*** Block opens ***
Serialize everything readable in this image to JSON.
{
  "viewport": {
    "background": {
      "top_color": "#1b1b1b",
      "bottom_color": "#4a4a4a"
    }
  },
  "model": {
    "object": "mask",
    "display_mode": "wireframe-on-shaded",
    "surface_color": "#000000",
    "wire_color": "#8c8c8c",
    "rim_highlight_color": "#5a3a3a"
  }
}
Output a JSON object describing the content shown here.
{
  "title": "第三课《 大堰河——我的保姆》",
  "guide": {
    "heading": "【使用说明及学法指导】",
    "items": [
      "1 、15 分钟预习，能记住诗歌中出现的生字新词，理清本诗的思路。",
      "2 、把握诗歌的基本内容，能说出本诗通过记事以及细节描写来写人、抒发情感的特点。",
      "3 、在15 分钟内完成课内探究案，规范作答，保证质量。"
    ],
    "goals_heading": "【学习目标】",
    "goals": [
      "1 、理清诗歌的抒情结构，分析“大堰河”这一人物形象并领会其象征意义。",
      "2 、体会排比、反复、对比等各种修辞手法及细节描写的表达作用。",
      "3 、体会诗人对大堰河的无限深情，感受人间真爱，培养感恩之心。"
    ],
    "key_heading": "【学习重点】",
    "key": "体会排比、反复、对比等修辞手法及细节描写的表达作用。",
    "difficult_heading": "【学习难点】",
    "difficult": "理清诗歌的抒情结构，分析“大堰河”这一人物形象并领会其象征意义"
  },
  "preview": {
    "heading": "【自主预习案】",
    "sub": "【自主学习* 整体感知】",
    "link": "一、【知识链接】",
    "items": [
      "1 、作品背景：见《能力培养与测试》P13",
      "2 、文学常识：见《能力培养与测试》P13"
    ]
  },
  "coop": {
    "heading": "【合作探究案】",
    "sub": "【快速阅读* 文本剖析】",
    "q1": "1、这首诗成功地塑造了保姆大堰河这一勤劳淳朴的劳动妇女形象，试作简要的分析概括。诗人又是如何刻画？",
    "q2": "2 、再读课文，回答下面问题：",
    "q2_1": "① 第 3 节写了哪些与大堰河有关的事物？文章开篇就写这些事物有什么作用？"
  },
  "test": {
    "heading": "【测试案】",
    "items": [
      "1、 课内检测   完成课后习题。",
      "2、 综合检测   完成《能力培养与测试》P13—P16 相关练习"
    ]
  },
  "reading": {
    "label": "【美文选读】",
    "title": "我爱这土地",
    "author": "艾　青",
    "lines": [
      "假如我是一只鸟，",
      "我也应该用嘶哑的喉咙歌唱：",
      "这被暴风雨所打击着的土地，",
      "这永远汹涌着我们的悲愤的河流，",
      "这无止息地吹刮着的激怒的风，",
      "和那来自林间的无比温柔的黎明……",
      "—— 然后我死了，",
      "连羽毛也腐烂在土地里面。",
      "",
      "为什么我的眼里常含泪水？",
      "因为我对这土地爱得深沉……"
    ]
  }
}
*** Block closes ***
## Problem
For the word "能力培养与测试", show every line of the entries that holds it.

## Response
      "1 、作品背景：见《能力培养与测试》P13",
      "2 、文学常识：见《能力培养与测试》P13"
      "2、 综合检测   完成《能力培养与测试》P13—P16 相关练习"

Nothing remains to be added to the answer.